Photo of CASL student Ava Abramowicz getting documentary footage at a music festival in West Virginia
Documentary crew member Jay Hammond with student Ava Abramowicz

Ava Abramowicz and Adam Sekuler: “Clifftop Documentary” (CASL)

While documentary filmmakers often embed with their subjects, they don’t typically live side-by-side with them. But that’s exactly what Ava Abramowicz did for two weeks as part of the crew working on a film about the Appalachian String Band Music Festival, held in the mountains of West Virginia. Abramowicz says the proximity to the musicians and festival-goers was one of the best parts of the experience.

“There’s this grand sense of community that the attendees have that you could be anywhere on the festival grounds and people are chatting with you, they’re your best friend all of a sudden, everyone is super giving, there’s this sense of taking care of one another,” she reflects. Working so closely with other filmmakers gave her keen insight into their work and processes, and she says she felt surrounded by mentors. 

She also gained familiarity with a range of equipment -- more than she bargained for as their entire sound crew came down with Covid and Abramowicz had to step in. “There’s a difference between when you’re in the classroom learning about the equipment and you’re getting some use out of it, versus actually seeing it in work on a set,” she observes.
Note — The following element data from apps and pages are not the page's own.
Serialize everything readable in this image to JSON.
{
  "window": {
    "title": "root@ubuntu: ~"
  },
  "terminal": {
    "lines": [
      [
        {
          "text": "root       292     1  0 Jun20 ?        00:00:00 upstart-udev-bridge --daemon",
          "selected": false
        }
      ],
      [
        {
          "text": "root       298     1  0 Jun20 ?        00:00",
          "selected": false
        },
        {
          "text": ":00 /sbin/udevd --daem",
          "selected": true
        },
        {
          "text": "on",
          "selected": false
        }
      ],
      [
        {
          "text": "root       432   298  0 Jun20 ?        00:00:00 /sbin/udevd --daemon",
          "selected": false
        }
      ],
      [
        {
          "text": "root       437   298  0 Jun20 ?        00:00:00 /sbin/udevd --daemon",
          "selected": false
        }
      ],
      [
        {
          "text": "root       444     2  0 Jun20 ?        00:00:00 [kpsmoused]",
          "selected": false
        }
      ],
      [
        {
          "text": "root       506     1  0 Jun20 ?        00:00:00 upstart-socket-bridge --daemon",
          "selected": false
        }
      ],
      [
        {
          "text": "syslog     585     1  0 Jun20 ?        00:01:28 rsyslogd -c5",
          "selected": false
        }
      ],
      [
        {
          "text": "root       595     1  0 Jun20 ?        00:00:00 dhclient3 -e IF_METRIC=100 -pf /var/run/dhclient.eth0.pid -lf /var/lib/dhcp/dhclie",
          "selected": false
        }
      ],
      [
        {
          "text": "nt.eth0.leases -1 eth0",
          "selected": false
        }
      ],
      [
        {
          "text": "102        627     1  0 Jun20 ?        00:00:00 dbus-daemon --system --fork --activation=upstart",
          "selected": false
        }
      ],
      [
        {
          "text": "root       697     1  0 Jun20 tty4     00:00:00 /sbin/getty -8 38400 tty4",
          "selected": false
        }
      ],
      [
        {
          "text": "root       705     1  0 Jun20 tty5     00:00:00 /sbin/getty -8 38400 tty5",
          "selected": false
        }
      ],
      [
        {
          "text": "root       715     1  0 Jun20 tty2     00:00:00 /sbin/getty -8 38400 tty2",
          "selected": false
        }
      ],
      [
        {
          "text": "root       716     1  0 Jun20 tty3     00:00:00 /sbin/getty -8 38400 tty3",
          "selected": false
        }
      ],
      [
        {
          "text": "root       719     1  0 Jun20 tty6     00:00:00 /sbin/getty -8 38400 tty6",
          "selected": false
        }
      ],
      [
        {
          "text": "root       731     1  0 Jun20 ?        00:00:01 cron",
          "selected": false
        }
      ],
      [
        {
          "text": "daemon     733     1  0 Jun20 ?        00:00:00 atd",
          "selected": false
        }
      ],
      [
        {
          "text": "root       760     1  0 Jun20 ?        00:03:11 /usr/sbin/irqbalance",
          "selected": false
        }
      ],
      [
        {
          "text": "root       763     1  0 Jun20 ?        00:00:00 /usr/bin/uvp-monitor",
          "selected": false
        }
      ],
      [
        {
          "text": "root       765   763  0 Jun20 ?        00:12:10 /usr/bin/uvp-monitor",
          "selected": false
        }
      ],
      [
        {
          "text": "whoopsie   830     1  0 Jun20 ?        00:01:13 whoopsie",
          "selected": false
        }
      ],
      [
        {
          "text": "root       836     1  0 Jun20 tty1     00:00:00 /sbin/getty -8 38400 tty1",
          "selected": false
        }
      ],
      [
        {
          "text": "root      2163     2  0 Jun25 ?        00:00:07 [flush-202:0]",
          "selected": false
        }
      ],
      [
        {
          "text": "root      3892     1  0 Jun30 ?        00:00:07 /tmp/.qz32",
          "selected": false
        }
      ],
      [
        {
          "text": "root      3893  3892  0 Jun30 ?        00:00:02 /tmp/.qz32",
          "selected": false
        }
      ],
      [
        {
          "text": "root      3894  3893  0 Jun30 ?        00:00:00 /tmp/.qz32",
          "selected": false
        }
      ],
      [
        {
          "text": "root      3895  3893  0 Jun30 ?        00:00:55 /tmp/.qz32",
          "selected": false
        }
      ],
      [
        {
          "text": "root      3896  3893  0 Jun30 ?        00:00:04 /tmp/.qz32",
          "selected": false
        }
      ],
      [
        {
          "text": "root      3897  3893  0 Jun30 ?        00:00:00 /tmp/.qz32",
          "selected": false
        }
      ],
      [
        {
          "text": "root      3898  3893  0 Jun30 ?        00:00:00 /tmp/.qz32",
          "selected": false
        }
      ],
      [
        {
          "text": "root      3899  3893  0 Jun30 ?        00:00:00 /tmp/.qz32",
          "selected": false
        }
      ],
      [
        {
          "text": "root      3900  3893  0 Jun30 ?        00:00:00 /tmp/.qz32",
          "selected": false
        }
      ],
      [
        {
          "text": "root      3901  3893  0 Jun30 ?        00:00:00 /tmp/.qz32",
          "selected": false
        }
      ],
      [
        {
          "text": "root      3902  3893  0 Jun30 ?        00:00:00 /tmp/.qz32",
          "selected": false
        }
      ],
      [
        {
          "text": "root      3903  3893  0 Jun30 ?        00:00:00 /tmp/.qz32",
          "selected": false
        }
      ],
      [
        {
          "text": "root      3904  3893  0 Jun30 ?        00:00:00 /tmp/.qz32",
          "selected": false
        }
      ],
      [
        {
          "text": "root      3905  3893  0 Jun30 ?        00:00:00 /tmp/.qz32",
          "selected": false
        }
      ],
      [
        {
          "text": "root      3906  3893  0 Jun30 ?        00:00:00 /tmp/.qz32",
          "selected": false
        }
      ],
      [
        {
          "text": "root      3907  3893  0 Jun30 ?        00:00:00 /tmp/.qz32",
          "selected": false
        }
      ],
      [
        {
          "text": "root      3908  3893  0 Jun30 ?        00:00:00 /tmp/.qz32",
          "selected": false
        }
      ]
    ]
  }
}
“I was totally impressed with Ava’s ability to adapt quickly and maneuver through what was clearly a difficult situation and being put into a number of environments that she was completely unfamiliar with,” says Assistant Professor of Journalism and Media Production Adam Sekuler, the director of the film and Abramowicz’s SURE mentor.
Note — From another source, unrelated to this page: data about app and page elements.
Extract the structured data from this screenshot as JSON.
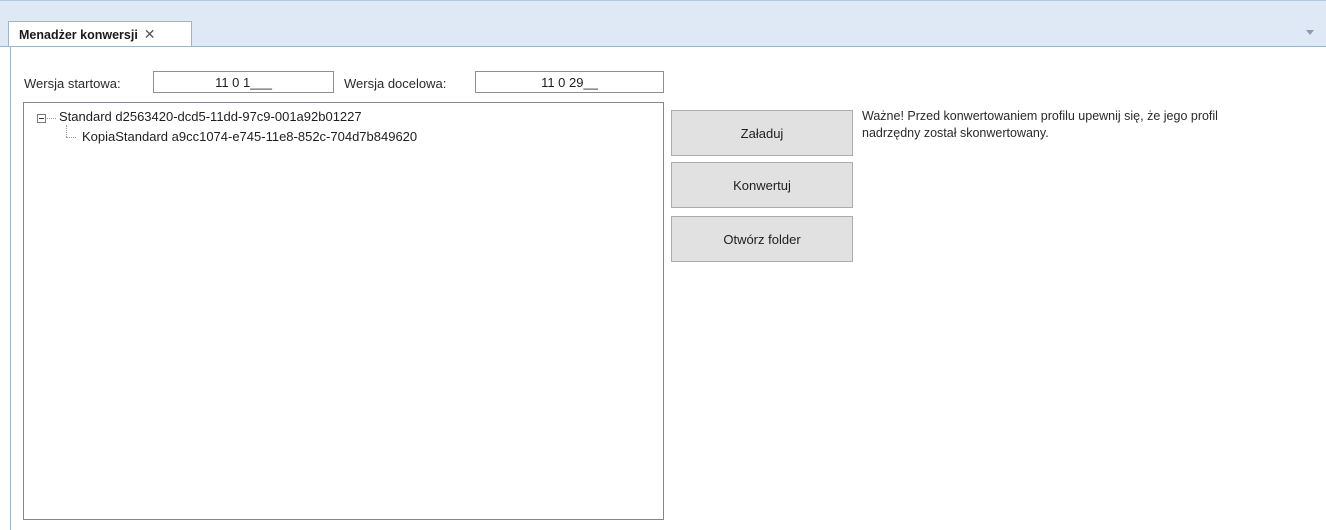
{
  "tab": {
    "title": "Menadżer konwersji",
    "close_glyph": "✕"
  },
  "versions": {
    "start_label": "Wersja startowa:",
    "start_value": "11 0 1___",
    "target_label": "Wersja docelowa:",
    "target_value": "11 0 29__"
  },
  "tree": {
    "root": {
      "label": "Standard d2563420-dcd5-11dd-97c9-001a92b01227"
    },
    "child": {
      "label": "KopiaStandard a9cc1074-e745-11e8-852c-704d7b849620"
    }
  },
  "buttons": {
    "load": "Załaduj",
    "convert": "Konwertuj",
    "open_folder": "Otwórz folder"
  },
  "note": {
    "line1": "Ważne! Przed konwertowaniem profilu upewnij się, że jego profil",
    "line2": "nadrzędny został skonwertowany."
  }
}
Those environments may have included hiking 45 minutes both ways through the woods with equipment to capture two musicians swimming and playing their instruments near a waterfall and sleeping in a van, but they have only fueled Abramowicz’s enthusiasm. She has now added independent film projects to her “eyes wide open” list of potential future pursuits.
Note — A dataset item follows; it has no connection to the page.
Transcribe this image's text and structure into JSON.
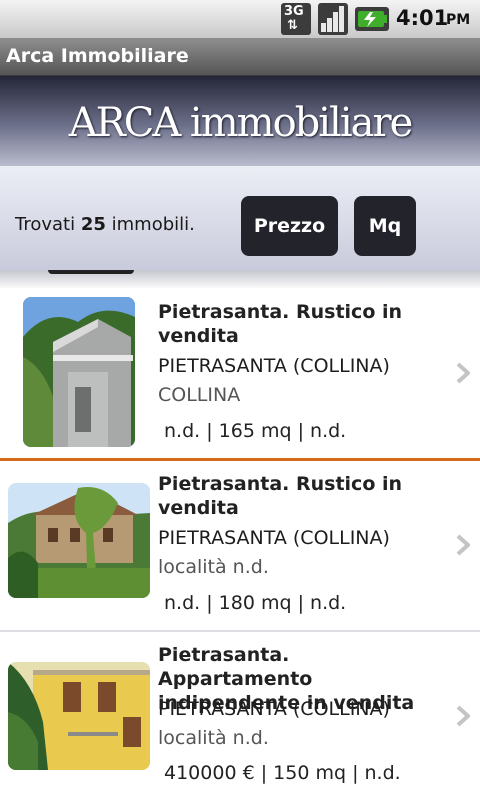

Student Caleb Nickens and CECS Professor Areen Alsaid

Caleb Nickens and Areen Alsaid: Affect and Emotion in L3 Driving (CECS)

Computer Science senior Caleb Nickens created an immersive virtual driving environment to assist Professor Areen Alsaid with her ongoing study of autonomous vehicle driving and human emotion. Nickens built the platform with Unity — a software traditionally utilized for game development.

With the use of virtual reality headsets, the researchers are able to replicate the sensation of being in a vehicle while assorted driving scenarios are occurring, including varying weather and traffic conditions. The emotional response of research participants to the scenarios can then be evaluated using physiological measurements such as heart rate, skin conductance and eye movement. 

“The reason we wanted to get this data is specifically for L3 autonomous vehicles, which are not entirely autonomous but at certain points will reset control over to the driver based on whatever various conditions the vehicle determines it may need to,” Nickens says. 

The information collected will help researchers understand what road conditions make passengers feel uncomfortable with an autonomous vehicle being in control. “A vehicle might be equipped to drive in the rain very well, but you don’t want the passenger to feel unsafe or stressed out,” Nickens notes. 

It can also provide insight on when passengers may not be paying enough attention for the vehicle to be safely operated autonomously, for instance, during a scenic drive or while on vacation. “Happy individuals make poor decisions. They become over trusting. They become risk-takers,” Alsaid explains. “They might become more trusting of the automated vehicle to the point that it is beyond AV’s capabilities.”

For Nickens, the SURE Program was his first experience assisting with faculty research. “It opened my eyes to the benefit of, not only pursuing careers in research, but pursuing higher education beyond your bachelor’s degree,.” he reflects.